▸ THE PROBLEM:
Go over the lines below, and when one contains the word "number", copy it.

--- EXTRACTED MATERIAL ---

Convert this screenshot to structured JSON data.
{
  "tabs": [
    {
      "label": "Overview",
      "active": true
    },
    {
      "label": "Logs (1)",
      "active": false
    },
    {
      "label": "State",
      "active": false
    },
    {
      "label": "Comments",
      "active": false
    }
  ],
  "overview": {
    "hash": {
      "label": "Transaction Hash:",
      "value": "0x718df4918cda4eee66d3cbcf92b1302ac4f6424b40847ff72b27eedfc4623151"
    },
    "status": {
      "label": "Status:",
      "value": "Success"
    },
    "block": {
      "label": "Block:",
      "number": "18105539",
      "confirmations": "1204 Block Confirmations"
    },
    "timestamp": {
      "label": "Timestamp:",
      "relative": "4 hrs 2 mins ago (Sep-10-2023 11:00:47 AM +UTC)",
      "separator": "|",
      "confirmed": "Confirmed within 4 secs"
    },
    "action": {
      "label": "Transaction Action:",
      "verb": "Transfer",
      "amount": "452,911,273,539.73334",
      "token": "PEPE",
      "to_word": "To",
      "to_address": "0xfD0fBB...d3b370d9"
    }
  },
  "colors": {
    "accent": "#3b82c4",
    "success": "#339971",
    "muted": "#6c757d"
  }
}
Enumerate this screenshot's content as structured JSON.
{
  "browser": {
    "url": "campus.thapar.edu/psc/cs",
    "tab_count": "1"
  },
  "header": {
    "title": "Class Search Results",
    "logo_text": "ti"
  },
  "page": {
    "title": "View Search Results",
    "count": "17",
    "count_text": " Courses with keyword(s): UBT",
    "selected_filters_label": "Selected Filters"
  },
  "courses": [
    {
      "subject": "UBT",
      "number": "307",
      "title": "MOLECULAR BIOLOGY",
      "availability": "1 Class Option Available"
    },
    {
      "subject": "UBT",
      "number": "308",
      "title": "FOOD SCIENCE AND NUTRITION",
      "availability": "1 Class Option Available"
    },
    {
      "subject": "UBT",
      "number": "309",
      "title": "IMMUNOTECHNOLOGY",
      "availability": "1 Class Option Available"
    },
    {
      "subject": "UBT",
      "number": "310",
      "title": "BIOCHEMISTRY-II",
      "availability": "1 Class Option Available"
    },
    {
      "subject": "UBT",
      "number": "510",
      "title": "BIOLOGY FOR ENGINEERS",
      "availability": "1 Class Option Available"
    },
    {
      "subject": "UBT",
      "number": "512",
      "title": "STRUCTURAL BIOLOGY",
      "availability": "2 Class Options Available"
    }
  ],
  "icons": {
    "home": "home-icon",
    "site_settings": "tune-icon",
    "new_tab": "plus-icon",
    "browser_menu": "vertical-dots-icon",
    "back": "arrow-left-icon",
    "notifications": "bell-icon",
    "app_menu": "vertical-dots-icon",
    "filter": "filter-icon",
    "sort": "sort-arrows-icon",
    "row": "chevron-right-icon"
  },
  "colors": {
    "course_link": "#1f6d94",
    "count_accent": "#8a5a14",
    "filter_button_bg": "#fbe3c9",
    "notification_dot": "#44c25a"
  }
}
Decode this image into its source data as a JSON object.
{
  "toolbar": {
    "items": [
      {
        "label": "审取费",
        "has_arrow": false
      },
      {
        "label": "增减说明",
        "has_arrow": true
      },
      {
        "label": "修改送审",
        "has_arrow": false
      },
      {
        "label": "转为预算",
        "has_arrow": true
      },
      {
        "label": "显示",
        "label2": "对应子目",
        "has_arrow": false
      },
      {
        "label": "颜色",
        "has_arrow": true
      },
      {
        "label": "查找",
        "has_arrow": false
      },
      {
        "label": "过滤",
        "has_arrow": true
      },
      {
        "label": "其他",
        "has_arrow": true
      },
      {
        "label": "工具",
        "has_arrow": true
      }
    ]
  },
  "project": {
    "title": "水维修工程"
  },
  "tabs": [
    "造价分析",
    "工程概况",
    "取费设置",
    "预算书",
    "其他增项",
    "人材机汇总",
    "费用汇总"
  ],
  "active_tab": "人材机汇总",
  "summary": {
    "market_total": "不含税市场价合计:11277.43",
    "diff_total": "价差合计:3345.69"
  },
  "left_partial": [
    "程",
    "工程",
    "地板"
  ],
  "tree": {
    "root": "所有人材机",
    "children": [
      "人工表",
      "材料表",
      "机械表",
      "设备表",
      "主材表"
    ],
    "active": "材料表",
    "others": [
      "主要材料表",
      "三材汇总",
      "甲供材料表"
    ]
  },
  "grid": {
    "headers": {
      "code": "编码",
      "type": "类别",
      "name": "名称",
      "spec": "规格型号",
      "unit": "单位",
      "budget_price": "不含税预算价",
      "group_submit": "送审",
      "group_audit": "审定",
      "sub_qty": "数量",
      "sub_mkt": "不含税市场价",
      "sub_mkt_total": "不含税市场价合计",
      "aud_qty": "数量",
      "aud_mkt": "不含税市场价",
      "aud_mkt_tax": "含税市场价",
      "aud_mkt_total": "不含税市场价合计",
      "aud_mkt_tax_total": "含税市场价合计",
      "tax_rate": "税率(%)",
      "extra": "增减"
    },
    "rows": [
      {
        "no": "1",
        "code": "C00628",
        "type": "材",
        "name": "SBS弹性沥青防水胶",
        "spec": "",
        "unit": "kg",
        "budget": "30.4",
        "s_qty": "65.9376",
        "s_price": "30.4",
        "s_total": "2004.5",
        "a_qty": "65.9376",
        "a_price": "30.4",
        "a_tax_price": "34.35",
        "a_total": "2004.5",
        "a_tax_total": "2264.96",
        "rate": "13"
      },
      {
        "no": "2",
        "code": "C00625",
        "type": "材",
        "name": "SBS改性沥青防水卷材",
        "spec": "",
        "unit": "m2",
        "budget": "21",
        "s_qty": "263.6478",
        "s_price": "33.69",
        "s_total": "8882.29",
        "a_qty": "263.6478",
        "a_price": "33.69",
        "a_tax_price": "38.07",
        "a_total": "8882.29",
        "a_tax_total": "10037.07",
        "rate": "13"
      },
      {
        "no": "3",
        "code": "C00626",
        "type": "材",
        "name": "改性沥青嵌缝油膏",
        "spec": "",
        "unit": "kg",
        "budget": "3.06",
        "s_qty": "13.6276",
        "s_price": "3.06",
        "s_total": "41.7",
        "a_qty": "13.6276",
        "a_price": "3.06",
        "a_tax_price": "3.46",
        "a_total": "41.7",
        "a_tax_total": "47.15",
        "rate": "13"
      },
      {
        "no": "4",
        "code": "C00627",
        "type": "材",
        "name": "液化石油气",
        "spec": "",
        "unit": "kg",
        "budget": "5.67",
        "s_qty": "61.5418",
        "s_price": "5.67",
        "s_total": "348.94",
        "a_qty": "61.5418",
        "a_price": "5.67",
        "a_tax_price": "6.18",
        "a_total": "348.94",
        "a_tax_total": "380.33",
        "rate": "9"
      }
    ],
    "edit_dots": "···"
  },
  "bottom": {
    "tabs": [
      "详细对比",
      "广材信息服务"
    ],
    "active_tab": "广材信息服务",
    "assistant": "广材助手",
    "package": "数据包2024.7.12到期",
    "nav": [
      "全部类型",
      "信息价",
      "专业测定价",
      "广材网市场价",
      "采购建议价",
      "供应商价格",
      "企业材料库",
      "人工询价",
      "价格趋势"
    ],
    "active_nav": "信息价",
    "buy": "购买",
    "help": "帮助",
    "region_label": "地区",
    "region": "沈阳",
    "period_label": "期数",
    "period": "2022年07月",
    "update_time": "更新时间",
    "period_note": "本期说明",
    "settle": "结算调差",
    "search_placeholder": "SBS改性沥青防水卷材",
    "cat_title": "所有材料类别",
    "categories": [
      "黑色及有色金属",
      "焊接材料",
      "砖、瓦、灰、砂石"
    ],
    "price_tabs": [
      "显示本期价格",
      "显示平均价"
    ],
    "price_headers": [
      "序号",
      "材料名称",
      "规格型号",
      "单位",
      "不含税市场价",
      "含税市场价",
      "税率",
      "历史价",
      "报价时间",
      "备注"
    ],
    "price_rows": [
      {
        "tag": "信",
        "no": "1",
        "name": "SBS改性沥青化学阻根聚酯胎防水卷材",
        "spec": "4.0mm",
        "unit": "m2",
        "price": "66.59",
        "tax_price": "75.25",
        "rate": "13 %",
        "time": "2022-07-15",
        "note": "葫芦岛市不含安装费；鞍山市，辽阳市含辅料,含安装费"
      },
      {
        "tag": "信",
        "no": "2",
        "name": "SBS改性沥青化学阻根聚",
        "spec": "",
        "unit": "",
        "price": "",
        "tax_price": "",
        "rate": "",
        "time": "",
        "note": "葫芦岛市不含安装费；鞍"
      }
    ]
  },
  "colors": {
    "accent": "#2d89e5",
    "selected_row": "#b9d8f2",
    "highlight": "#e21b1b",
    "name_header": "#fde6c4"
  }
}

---

▸ SOLUTION TO THIS EXERCISE:
      "number": "18105539",
      "number": "307",
      "number": "308",
      "number": "309",
      "number": "310",
      "number": "510",
      "number": "512",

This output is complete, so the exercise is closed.